The city fathers of Augsburg also broke new ground with the drinking water supply. In 1416, they erected a special water tower next to the Red Gate which was still in use as late as the 19th century. Augsburg also played a pioneering role in social causes, as testified by the famous Fuggerei, a housing estate built by Jakob Fugger. Its terraced houses, which were built for impoverished citizens of the city between 1514 and 1523, still attract tourists from around the world to this day. Fugger’s initiative was an act of what we would now call corporate social responsibility. Not only did it help promote social equality, a vision that showed how astoundingly modern Fugger was in outlook, the homes were also good for his image and with that, his company.
From Augsburg to the whole wide world
There are plenty of other examples that highlight how Augsburg has provided rich soil for the seeds of innovation over the centuries. It’s therefore not surprising to also see a company like PATRIZIA undergo continuous development and evolve into a leading player in the European real estate market – not from an HQ building in Frankfurt, Berlin or London, but from this ‘little city’ on the Lech. The innovative spirit of Augsburg lives on.

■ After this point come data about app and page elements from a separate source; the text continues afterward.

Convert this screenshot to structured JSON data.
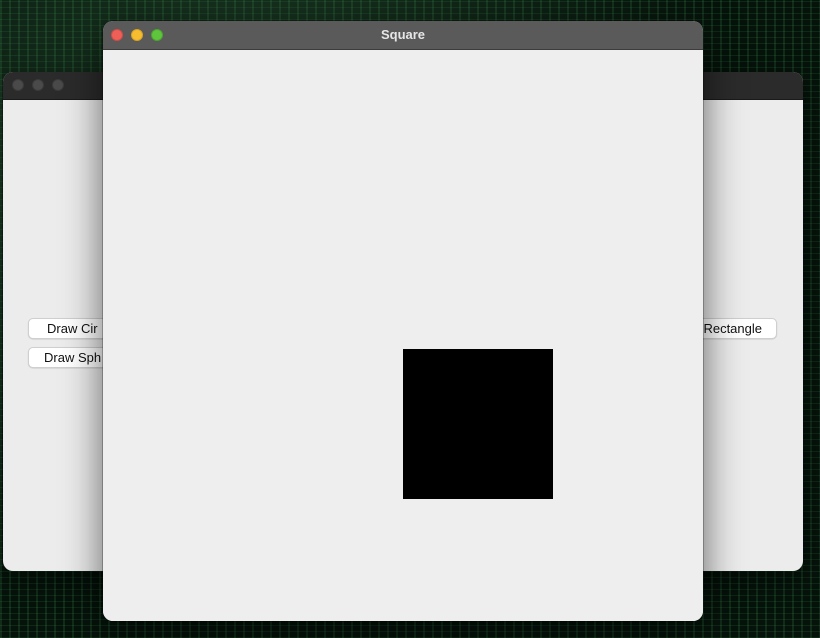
{
  "background_window": {
    "buttons": {
      "draw_circle": "Draw Cir",
      "draw_sphere": "Draw Sph",
      "draw_rectangle": "Rectangle"
    }
  },
  "front_window": {
    "title": "Square"
  },
  "colors": {
    "square_fill": "#000000",
    "close": "#ee5f57",
    "minimize": "#f5bd2f",
    "maximize": "#5ec53c"
  }
}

Another thing that the enterprises of today can learn from the past is that you have to continually tread new paths if you want to stand firm in your market. Not all of Augsburg’s innovations were destined to survive as long as its canal system, the Fuggerei or MAN, which incidentally now belongs to Volkswagen. For example, in the late 18th century, Schüle’s calico printing company got into deep water. And things were even more dire for Welser: in 1546, two of its representatives in Venezuela were murdered by colonial insurrectionists and in 1614, it’s once flourishing trading company went into administration.